Lupe Davila gave everyone in Mod Comp one heck of a driving lesson, as the Houston native slapped together some killer reaction times with an extremely consistent and closely dialed car to take home the accolades. After qualifying No. 1, Davila, who put together a nearly perfect run on the Round 1 bye run with an 0.003 reaction time and a 12.062 on a 12.06 dial, rolled over Trevor Land in the semifinals. Waiting for Davila on the pad in the final was Michael Sulzbach and his '02 Mustang. Davila caught Sulzbach napping on the starting line and took the easy win with an off-the-throttle 12.26. As for the points tally, after two events, Jim Fitzgerald holds down the top spot over the Pickering clan.
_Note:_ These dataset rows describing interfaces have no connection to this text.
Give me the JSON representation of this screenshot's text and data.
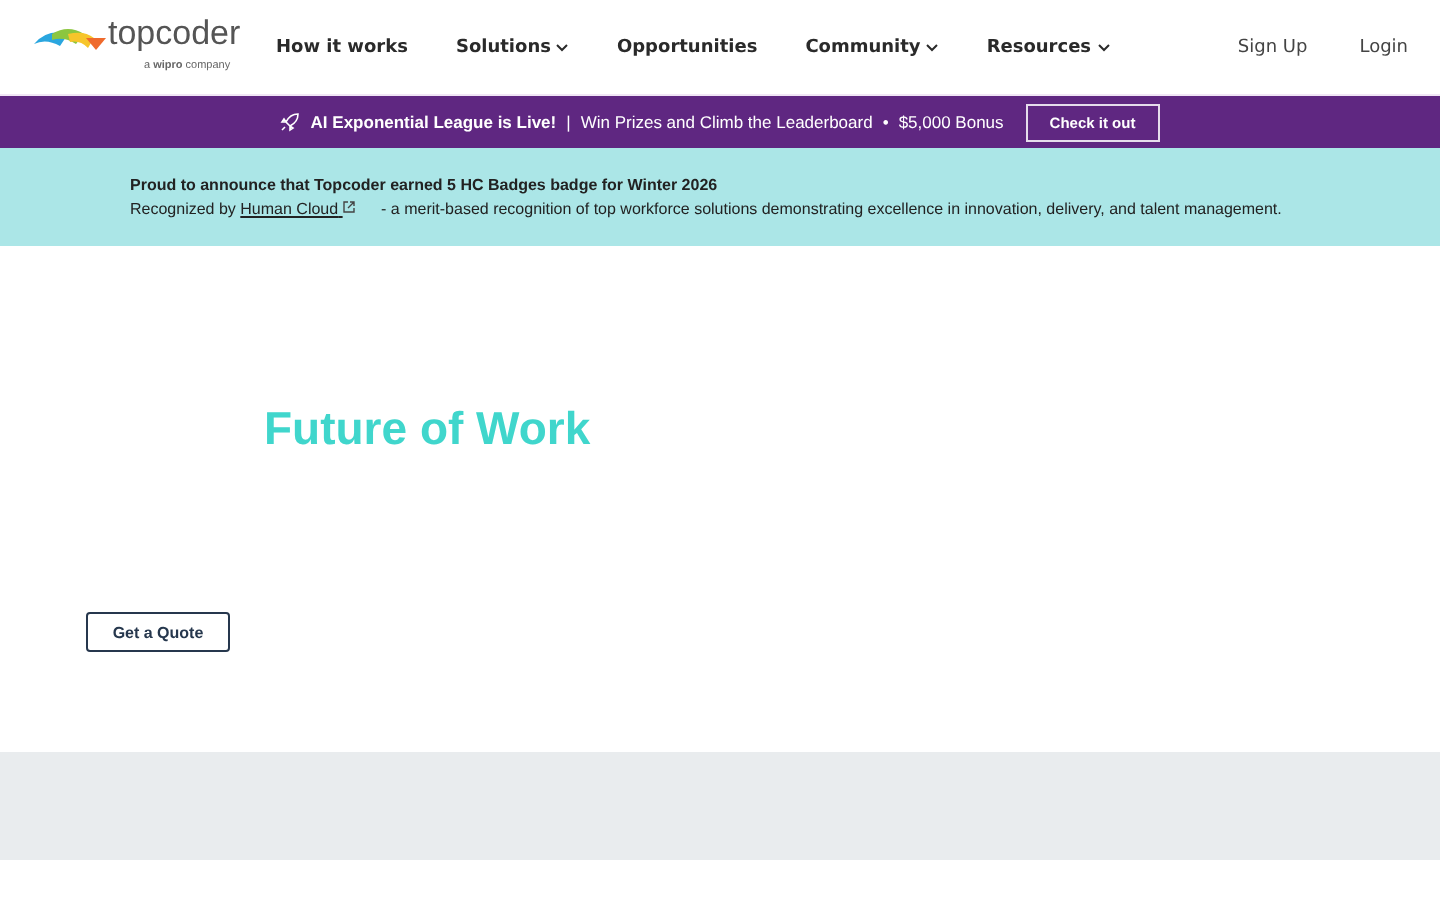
{
  "header": {
    "logo": {
      "name": "topcoder",
      "tagline": "a **wipro** company"
    },
    "nav": [
      {
        "label": "How it works",
        "has_menu": false
      },
      {
        "label": "Solutions",
        "has_menu": true
      },
      {
        "label": "Opportunities",
        "has_menu": false
      },
      {
        "label": "Community",
        "has_menu": true
      },
      {
        "label": "Resources",
        "has_menu": true
      }
    ],
    "auth": [
      "Sign Up",
      "Login"
    ]
  },
  "promo_bar": {
    "headline": "AI Exponential League is Live!",
    "separator": "|",
    "message": "Win Prizes and Climb the Leaderboard",
    "bullet": "•",
    "bonus": "$5,000 Bonus",
    "button": "Check it out"
  },
  "announcement": {
    "title": "Proud to announce that Topcoder earned 5 HC Badges badge for Winter 2026",
    "prefix": "Recognized by",
    "link": "Human Cloud",
    "suffix": "- a merit-based recognition of top workforce solutions demonstrating excellence in innovation, delivery, and talent management."
  },
  "hero": {
    "title": "Future of Work",
    "button": "Get a Quote"
  }
}
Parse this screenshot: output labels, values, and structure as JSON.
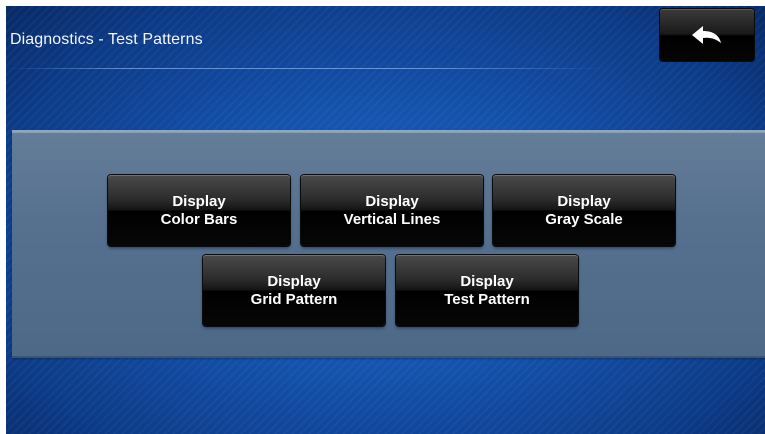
{
  "header": {
    "title": "Diagnostics - Test Patterns",
    "back_icon": "back-arrow-icon"
  },
  "buttons": [
    {
      "line1": "Display",
      "line2": "Color Bars"
    },
    {
      "line1": "Display",
      "line2": "Vertical Lines"
    },
    {
      "line1": "Display",
      "line2": "Gray Scale"
    },
    {
      "line1": "Display",
      "line2": "Grid Pattern"
    },
    {
      "line1": "Display",
      "line2": "Test Pattern"
    }
  ],
  "colors": {
    "background": "#1452ad",
    "panel": "#56708f",
    "button": "#000000",
    "button_text": "#ffffff"
  }
}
After taking a bit of time off from racing, Paul Gamino is making everyone in Tough Truck wishing he was still in retirement, as he scored his second win in as many races with a final-round conquest over Jim Roberts. Gamino, driving the JDM Engineering-campaigned Saleen truck, wheeled the behemoth past Jeff Bland in Round 1 and Dale Orsak in the second frame, before taking an easy bye run into the money round. Both Gamino and Roberts left the starting line on time in the final, though Gamino's 0.018 reaction time gave him a bit of an advantage over Roberts. At the 1,320 mark, Gamino's 13.47 (13.33 dial-in) was just enough to allow him to slip past Robert's 16.43 (16.29 dial-in) for the win. With his second victory of the season, it comes as no surprise that Gamino leads the Tough Truck points standings by a wide margin over Second-Place Robert Chuhran, who fouled out in Round 1.

In the True Street category, 55 cars lasted through the 30-mile cruise and subsequent trio of trips down the dragstrip. After opening with a 9.99, the only 9-second run in the class, N. Cooper (yes, that's how he filled out the tech sheet) slowed to a 10.52 before slamming a 10.06 to take home the True Street win with a 10.19-second average. William Calcote ended up in Second Place with a 10.55-second average. Calcote earned the runner-up honors with three consistent runs in the mid-10-second zone, the quickest being a 10.52 and the slowest a 10.58. Rounding out the top three was Jason Roberts, who had a bracket car for a ride. After opening with a 10.72, Roberts ripped off a 10.71, followed by a 10.70 to wind up Third with a 10.71-second average.

The FFW crew gets a couple of weeks off before the cars are loaded up, trailers are packed, and battle is waged in the bayou country of Louisiana in Belle Rose.